This question has popped up several times recently, probably because daffodils are in bloom this time of year. Based on the fact that daffodils have large showy flowers, I assume that sometime in the distant past daffodils were pollinated by insects—probably bees. But like most flowers that have been highly manipulated by plant breeders, daffodils […] Read more

Wednesday word file: pollination saturation

Pollination saturation is the practice of flooding a crop with an overly-large number of honey bee colonies in order to assure adequate pollination. The practice is used where the crop to be pollinated is either not a honey bee favorite, or when it happens to be in bloom at the same time that other nearby […] Read more

Plant pollination yields seeds, the key to agriculture

Pollination is necessary for the sexual reproduction of flowering plants. Sexual reproduction provides a means of mixing the genetic material of individuals so that the next generation has variability—or slight variations—in its genetic makeup. These slight differences are what allow living things to adapt to changes in their environment over time. Plants can reproduce by […] Read more

A reader delves into the one-third question

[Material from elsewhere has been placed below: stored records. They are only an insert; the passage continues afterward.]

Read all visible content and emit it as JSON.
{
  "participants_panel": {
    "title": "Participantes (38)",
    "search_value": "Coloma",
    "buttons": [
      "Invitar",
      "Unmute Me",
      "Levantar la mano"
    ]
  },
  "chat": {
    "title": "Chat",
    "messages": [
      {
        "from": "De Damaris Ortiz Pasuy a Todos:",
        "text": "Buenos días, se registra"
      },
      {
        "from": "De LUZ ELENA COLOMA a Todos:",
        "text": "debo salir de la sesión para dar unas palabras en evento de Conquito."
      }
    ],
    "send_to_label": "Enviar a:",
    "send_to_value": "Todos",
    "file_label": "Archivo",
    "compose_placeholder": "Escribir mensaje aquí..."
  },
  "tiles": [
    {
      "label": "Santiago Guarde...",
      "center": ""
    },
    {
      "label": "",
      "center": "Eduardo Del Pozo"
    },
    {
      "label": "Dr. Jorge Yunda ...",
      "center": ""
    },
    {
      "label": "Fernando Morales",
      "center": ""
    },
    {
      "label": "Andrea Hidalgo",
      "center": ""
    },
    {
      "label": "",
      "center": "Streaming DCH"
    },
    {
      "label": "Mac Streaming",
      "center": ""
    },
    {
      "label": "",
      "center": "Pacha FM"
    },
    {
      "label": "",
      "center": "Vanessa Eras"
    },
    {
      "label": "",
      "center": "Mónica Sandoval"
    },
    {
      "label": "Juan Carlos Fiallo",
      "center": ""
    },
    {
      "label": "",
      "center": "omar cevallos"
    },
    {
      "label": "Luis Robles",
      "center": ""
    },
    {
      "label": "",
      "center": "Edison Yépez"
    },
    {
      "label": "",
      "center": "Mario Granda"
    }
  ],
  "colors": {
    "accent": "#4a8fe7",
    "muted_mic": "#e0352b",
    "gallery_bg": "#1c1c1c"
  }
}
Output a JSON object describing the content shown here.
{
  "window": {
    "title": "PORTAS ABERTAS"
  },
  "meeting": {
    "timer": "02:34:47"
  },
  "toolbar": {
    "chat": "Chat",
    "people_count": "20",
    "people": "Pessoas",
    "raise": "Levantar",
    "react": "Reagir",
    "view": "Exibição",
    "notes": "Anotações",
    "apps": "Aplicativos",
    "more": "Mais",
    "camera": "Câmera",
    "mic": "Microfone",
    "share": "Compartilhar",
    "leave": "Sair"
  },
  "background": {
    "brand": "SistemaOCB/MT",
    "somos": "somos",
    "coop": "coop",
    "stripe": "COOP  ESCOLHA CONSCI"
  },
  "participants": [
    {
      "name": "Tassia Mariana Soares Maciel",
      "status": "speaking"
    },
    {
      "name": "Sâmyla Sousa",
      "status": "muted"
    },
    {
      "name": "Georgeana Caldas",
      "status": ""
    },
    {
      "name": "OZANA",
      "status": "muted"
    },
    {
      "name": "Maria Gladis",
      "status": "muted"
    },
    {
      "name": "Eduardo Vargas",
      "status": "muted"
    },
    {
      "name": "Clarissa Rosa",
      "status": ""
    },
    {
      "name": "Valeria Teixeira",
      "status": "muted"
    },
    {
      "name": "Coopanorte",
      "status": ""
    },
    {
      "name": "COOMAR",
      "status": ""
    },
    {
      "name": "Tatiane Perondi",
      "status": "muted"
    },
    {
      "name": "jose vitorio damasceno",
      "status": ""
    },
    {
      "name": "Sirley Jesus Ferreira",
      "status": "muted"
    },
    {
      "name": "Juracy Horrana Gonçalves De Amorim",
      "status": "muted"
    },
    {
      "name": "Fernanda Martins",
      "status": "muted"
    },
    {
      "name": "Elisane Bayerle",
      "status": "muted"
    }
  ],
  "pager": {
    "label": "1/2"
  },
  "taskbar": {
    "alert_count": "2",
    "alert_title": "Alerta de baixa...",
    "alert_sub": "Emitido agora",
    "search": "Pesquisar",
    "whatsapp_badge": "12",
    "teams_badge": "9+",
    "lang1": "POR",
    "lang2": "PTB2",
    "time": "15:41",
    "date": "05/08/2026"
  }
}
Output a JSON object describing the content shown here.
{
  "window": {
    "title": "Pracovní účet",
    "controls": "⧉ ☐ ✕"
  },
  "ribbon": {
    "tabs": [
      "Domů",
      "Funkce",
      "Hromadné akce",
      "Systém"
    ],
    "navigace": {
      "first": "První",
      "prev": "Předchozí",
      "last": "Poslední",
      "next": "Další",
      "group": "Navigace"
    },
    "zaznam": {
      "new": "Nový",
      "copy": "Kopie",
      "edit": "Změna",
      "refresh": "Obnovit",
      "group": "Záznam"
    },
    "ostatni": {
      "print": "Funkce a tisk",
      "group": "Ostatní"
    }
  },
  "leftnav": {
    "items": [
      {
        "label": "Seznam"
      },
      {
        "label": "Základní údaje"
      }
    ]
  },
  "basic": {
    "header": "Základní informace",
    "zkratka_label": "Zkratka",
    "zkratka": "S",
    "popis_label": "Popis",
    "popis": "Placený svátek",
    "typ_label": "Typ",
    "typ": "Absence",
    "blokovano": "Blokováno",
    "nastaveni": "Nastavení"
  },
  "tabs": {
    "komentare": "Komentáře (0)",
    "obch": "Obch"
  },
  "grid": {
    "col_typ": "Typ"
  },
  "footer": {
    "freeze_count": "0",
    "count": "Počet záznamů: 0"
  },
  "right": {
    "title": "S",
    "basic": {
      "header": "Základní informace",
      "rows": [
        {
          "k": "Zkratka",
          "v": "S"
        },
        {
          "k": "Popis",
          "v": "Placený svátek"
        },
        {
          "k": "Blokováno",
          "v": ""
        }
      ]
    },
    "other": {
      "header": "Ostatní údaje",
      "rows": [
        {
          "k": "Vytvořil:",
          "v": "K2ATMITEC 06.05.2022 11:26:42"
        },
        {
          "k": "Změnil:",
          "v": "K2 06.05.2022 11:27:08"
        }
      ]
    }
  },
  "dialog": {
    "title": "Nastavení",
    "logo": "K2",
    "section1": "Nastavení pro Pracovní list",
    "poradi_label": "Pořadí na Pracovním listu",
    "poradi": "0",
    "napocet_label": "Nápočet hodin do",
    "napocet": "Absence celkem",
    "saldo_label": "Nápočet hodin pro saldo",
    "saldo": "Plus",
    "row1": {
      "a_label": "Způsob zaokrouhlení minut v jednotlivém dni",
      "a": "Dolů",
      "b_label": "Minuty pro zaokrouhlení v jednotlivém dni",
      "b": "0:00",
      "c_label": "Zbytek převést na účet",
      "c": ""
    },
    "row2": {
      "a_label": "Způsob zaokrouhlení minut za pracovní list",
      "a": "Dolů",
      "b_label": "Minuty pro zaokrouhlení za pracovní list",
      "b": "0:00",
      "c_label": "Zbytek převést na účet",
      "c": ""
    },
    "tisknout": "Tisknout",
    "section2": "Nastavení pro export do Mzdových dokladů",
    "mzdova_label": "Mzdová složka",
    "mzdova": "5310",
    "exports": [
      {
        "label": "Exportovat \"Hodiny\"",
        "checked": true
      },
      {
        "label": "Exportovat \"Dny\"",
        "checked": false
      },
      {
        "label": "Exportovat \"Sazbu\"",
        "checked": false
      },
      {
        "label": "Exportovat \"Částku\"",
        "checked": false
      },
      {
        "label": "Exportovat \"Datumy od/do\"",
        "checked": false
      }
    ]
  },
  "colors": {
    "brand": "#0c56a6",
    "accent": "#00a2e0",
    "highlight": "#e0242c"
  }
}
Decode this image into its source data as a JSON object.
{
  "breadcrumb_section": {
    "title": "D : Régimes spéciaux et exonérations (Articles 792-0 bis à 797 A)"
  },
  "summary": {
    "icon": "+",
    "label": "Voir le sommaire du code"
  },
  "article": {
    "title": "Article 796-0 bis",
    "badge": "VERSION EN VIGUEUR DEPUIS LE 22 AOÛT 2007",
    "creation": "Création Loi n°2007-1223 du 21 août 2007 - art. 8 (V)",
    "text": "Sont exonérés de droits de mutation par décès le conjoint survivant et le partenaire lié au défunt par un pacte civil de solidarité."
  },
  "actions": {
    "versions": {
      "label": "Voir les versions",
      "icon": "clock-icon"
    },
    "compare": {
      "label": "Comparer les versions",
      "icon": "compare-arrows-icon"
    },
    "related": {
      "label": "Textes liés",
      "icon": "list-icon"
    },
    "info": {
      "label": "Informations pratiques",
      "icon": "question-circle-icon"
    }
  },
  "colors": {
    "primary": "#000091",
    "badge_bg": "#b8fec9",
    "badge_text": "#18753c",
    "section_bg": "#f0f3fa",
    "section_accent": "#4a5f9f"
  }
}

A while back I wrote Bees pollinate one-third of what? Do we really know? In that post I questioned the frequently repeated statement that “bees pollinate one-third of the human food supply” because I could never discover who calculated this number or how it was calculated. I wanted to know if it was one-third by […] Read more